What to work on
Please return every line in the following data that includes the string "party".

Data excerpts
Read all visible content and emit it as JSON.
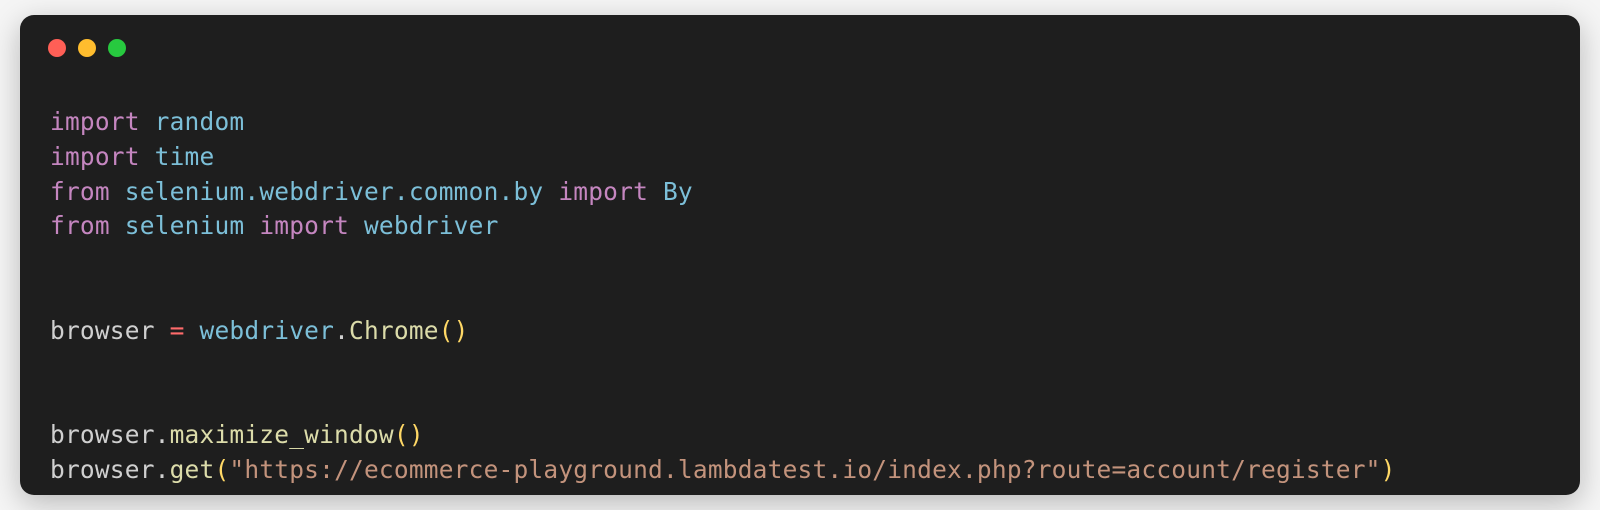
{
  "code": {
    "line1": {
      "kw": "import",
      "mod": "random"
    },
    "line2": {
      "kw": "import",
      "mod": "time"
    },
    "line3": {
      "kw1": "from",
      "path": "selenium.webdriver.common.by",
      "kw2": "import",
      "name": "By"
    },
    "line4": {
      "kw1": "from",
      "path": "selenium",
      "kw2": "import",
      "name": "webdriver"
    },
    "line5": {
      "var": "browser",
      "op": "=",
      "obj": "webdriver",
      "call": "Chrome"
    },
    "line6": {
      "obj": "browser",
      "call": "maximize_window"
    },
    "line7": {
      "obj": "browser",
      "call": "get",
      "arg": "\"https://ecommerce-playground.lambdatest.io/index.php?route=account/register\""
    }
  }
}
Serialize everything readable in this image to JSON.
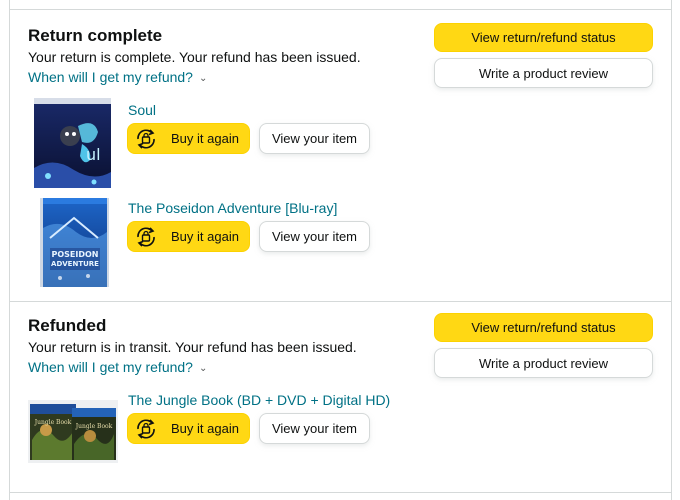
{
  "sections": [
    {
      "title": "Return complete",
      "desc": "Your return is complete. Your refund has been issued.",
      "link": "When will I get my refund?",
      "btn_status": "View return/refund status",
      "btn_review": "Write a product review",
      "items": [
        {
          "title": "Soul",
          "buy": "Buy it again",
          "view": "View your item",
          "image": "soul-dvd-cover"
        },
        {
          "title": "The Poseidon Adventure [Blu-ray]",
          "buy": "Buy it again",
          "view": "View your item",
          "image": "poseidon-bluray-cover"
        }
      ]
    },
    {
      "title": "Refunded",
      "desc": "Your return is in transit. Your refund has been issued.",
      "link": "When will I get my refund?",
      "btn_status": "View return/refund status",
      "btn_review": "Write a product review",
      "items": [
        {
          "title": "The Jungle Book (BD + DVD + Digital HD)",
          "buy": "Buy it again",
          "view": "View your item",
          "image": "jungle-book-bluray-cover"
        }
      ]
    }
  ],
  "icons": {
    "buy_again": "buy-again-icon",
    "chevron": "chevron-down-icon"
  },
  "colors": {
    "button_yellow": "#ffd814",
    "link_teal": "#007185",
    "border": "#d5d9d9"
  }
}
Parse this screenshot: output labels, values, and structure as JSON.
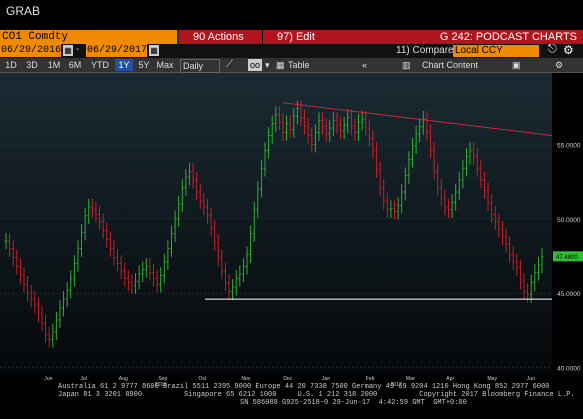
{
  "window": {
    "title": "GRAB"
  },
  "toolbar": {
    "ticker": "CO1 Comdty",
    "actions_label": "90 Actions",
    "edit_label": "97) Edit",
    "page_title": "G 242: PODCAST CHARTS"
  },
  "daterange": {
    "start": "06/29/2016",
    "end": "06/29/2017",
    "compare_label": "11) Compare",
    "currency": "Local CCY"
  },
  "periods": [
    "1D",
    "3D",
    "1M",
    "6M",
    "YTD",
    "1Y",
    "5Y",
    "Max"
  ],
  "active_period": "1Y",
  "frequency": "Daily",
  "chart_tools": {
    "table_label": "Table",
    "chart_content_label": "Chart Content"
  },
  "chart_data": {
    "type": "line",
    "ticks_y": [
      "55.0000",
      "50.0000",
      "45.0000",
      "40.0000"
    ],
    "ylim": [
      39.5,
      59.8
    ],
    "last_price_label": "47.4800",
    "last_price": 47.48,
    "x_months": [
      "Jun",
      "Jul",
      "Aug",
      "Sep",
      "Oct",
      "Nov",
      "Dec",
      "Jan",
      "Feb",
      "Mar",
      "Apr",
      "May",
      "Jun"
    ],
    "x_years": [
      "2016",
      "2017"
    ],
    "resistance_line": {
      "start": 57.8,
      "end": 55.6
    },
    "support_line": 44.6,
    "series": [
      {
        "values": [
          48.5,
          48.0,
          47.4,
          46.8,
          46.2,
          45.6,
          45.0,
          44.6,
          44.2,
          43.6,
          43.0,
          42.2,
          41.9,
          42.4,
          43.2,
          44.0,
          44.6,
          45.2,
          46.0,
          47.0,
          48.0,
          49.1,
          50.2,
          50.8,
          50.6,
          50.3,
          49.8,
          49.2,
          48.6,
          48.0,
          47.4,
          47.0,
          46.5,
          46.0,
          45.7,
          45.5,
          45.8,
          46.3,
          46.6,
          46.8,
          46.4,
          46.0,
          45.6,
          46.2,
          47.1,
          48.0,
          49.0,
          50.0,
          51.0,
          52.1,
          52.8,
          53.2,
          52.6,
          51.8,
          51.2,
          50.8,
          50.2,
          49.4,
          48.4,
          47.4,
          46.5,
          45.7,
          45.1,
          45.4,
          46.0,
          46.3,
          46.8,
          47.6,
          49.0,
          50.6,
          52.0,
          53.4,
          54.6,
          55.6,
          56.4,
          57.0,
          56.5,
          55.8,
          56.4,
          56.0,
          56.9,
          57.4,
          56.8,
          56.2,
          55.6,
          55.0,
          55.8,
          56.6,
          56.2,
          55.7,
          56.1,
          56.6,
          56.3,
          55.9,
          56.3,
          56.8,
          56.2,
          55.8,
          56.5,
          56.7,
          56.1,
          55.4,
          54.6,
          53.3,
          52.1,
          51.2,
          50.6,
          50.7,
          50.5,
          50.9,
          51.8,
          52.9,
          54.0,
          54.9,
          55.7,
          56.2,
          56.7,
          55.8,
          54.6,
          53.2,
          52.1,
          51.4,
          50.8,
          50.6,
          51.1,
          51.8,
          52.6,
          53.4,
          54.2,
          54.6,
          54.2,
          53.4,
          52.6,
          51.9,
          51.1,
          50.3,
          49.8,
          49.3,
          48.8,
          48.3,
          47.6,
          47.1,
          46.7,
          45.8,
          45.1,
          44.9,
          45.7,
          46.4,
          46.9,
          47.48
        ]
      }
    ]
  },
  "footer": {
    "line1": "Australia 61 2 9777 8600 Brazil 5511 2395 9000 Europe 44 20 7330 7500 Germany 49 69 9204 1210 Hong Kong 852 2977 6000",
    "line2": "Japan 81 3 3201 8900          Singapore 65 6212 1000     U.S. 1 212 318 2000          Copyright 2017 Bloomberg Finance L.P.",
    "line3": "SN 586088 G925-2518-0 29-Jun-17  4:42:59 GMT  GMT+0:00"
  },
  "colors": {
    "orange": "#f08a00",
    "red": "#b0141c",
    "up": "#2fbf2f",
    "down": "#d4202a",
    "resistance": "#c8283a",
    "support": "#ffffff"
  }
}
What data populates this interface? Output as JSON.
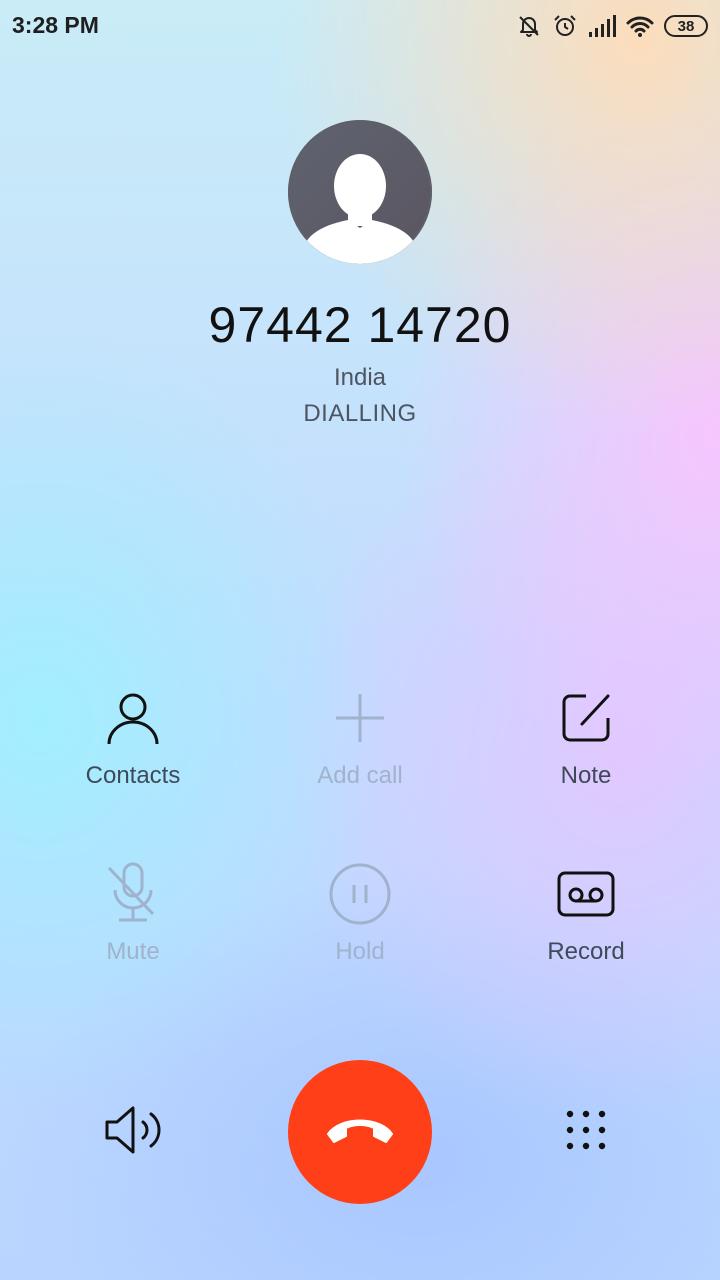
{
  "status_bar": {
    "time": "3:28 PM",
    "battery": "38",
    "icons": [
      "notifications-off-icon",
      "alarm-icon",
      "signal-icon",
      "wifi-icon",
      "battery-icon"
    ]
  },
  "caller": {
    "number": "97442 14720",
    "location": "India",
    "status": "DIALLING"
  },
  "actions": {
    "contacts": {
      "label": "Contacts",
      "icon": "person-icon",
      "enabled": true
    },
    "add_call": {
      "label": "Add call",
      "icon": "plus-icon",
      "enabled": false
    },
    "note": {
      "label": "Note",
      "icon": "note-icon",
      "enabled": true
    },
    "mute": {
      "label": "Mute",
      "icon": "mic-off-icon",
      "enabled": false
    },
    "hold": {
      "label": "Hold",
      "icon": "pause-icon",
      "enabled": false
    },
    "record": {
      "label": "Record",
      "icon": "record-icon",
      "enabled": true
    }
  },
  "bottom": {
    "speaker_icon": "speaker-icon",
    "end_call_icon": "end-call-icon",
    "keypad_icon": "dialpad-icon"
  },
  "colors": {
    "end_call": "#ff3f17",
    "text_primary": "#111111",
    "text_secondary": "#4d5560",
    "text_disabled": "#9fb3cc"
  }
}
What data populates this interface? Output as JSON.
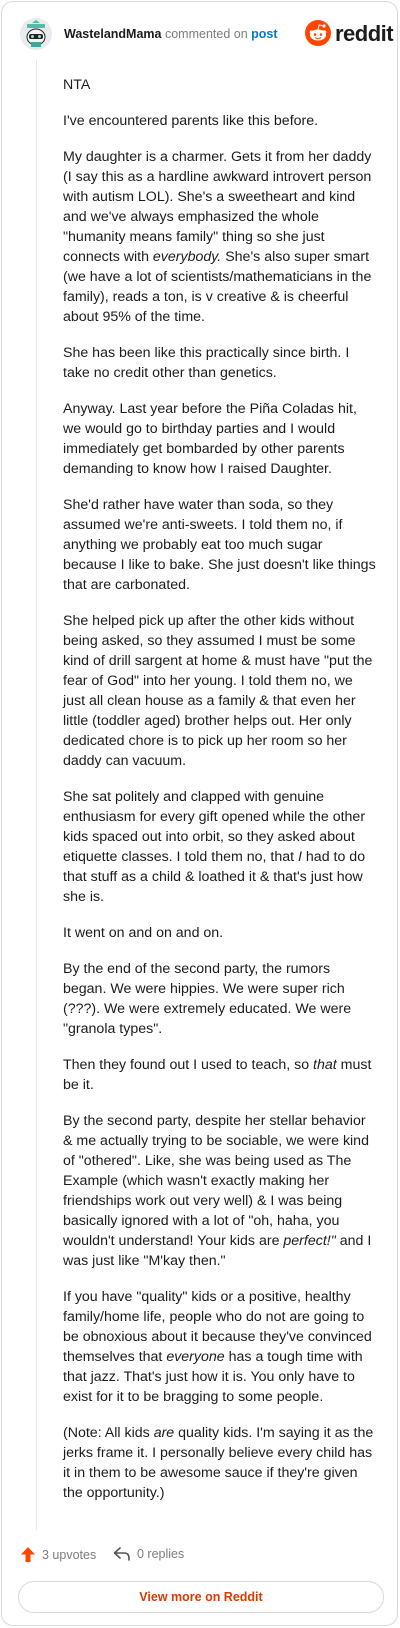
{
  "header": {
    "username": "WastelandMama",
    "verb": "commented on",
    "post_link": "post",
    "brand": "reddit",
    "avatar_icon": "snoo-avatar-icon",
    "logo_icon": "reddit-snoo-icon",
    "brand_color": "#ff4500"
  },
  "comment": {
    "paragraphs": [
      {
        "runs": [
          {
            "t": "NTA"
          }
        ]
      },
      {
        "runs": [
          {
            "t": "I've encountered parents like this before."
          }
        ]
      },
      {
        "runs": [
          {
            "t": "My daughter is a charmer. Gets it from her daddy (I say this as a hardline awkward introvert person with autism LOL). She's a sweetheart and kind and we've always emphasized the whole \"humanity means family\" thing so she just connects with "
          },
          {
            "t": "everybody.",
            "i": true
          },
          {
            "t": " She's also super smart (we have a lot of scientists/mathematicians in the family), reads a ton, is v creative & is cheerful about 95% of the time."
          }
        ]
      },
      {
        "runs": [
          {
            "t": "She has been like this practically since birth. I take no credit other than genetics."
          }
        ]
      },
      {
        "runs": [
          {
            "t": "Anyway. Last year before the Piña Coladas hit, we would go to birthday parties and I would immediately get bombarded by other parents demanding to know how I raised Daughter."
          }
        ]
      },
      {
        "runs": [
          {
            "t": "She'd rather have water than soda, so they assumed we're anti-sweets. I told them no, if anything we probably eat too much sugar because I like to bake. She just doesn't like things that are carbonated."
          }
        ]
      },
      {
        "runs": [
          {
            "t": "She helped pick up after the other kids without being asked, so they assumed I must be some kind of drill sargent at home & must have \"put the fear of God\" into her young. I told them no, we just all clean house as a family & that even her little (toddler aged) brother helps out. Her only dedicated chore is to pick up her room so her daddy can vacuum."
          }
        ]
      },
      {
        "runs": [
          {
            "t": "She sat politely and clapped with genuine enthusiasm for every gift opened while the other kids spaced out into orbit, so they asked about etiquette classes. I told them no, that "
          },
          {
            "t": "I",
            "i": true
          },
          {
            "t": " had to do that stuff as a child & loathed it & that's just how she is."
          }
        ]
      },
      {
        "runs": [
          {
            "t": "It went on and on and on."
          }
        ]
      },
      {
        "runs": [
          {
            "t": "By the end of the second party, the rumors began. We were hippies. We were super rich (???). We were extremely educated. We were \"granola types\"."
          }
        ]
      },
      {
        "runs": [
          {
            "t": "Then they found out I used to teach, so "
          },
          {
            "t": "that",
            "i": true
          },
          {
            "t": " must be it."
          }
        ]
      },
      {
        "runs": [
          {
            "t": "By the second party, despite her stellar behavior & me actually trying to be sociable, we were kind of \"othered\". Like, she was being used as The Example (which wasn't exactly making her friendships work out very well) & I was being basically ignored with a lot of \"oh, haha, you wouldn't understand! Your kids are "
          },
          {
            "t": "perfect!\"",
            "i": true
          },
          {
            "t": " and I was just like \"M'kay then.\""
          }
        ]
      },
      {
        "runs": [
          {
            "t": "If you have \"quality\" kids or a positive, healthy family/home life, people who do not are going to be obnoxious about it because they've convinced themselves that "
          },
          {
            "t": "everyone",
            "i": true
          },
          {
            "t": " has a tough time with that jazz. That's just how it is. You only have to exist for it to be bragging to some people."
          }
        ]
      },
      {
        "runs": [
          {
            "t": "(Note: All kids "
          },
          {
            "t": "are",
            "i": true
          },
          {
            "t": " quality kids. I'm saying it as the jerks frame it. I personally believe every child has it in them to be awesome sauce if they're given the opportunity.)"
          }
        ]
      }
    ]
  },
  "footer": {
    "upvotes": "3 upvotes",
    "replies": "0 replies",
    "upvote_icon": "upvote-arrow-icon",
    "reply_icon": "reply-arrow-icon",
    "upvote_color": "#ff4500"
  },
  "view_more_label": "View more on Reddit"
}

Answer
            "t": "By the end of the second party, the rumors began. We were hippies. We were super rich (???). We were extremely educated. We were \"granola types\"."
            "t": "By the second party, despite her stellar behavior & me actually trying to be sociable, we were kind of \"othered\". Like, she was being used as The Example (which wasn't exactly making her friendships work out very well) & I was being basically ignored with a lot of \"oh, haha, you wouldn't understand! Your kids are "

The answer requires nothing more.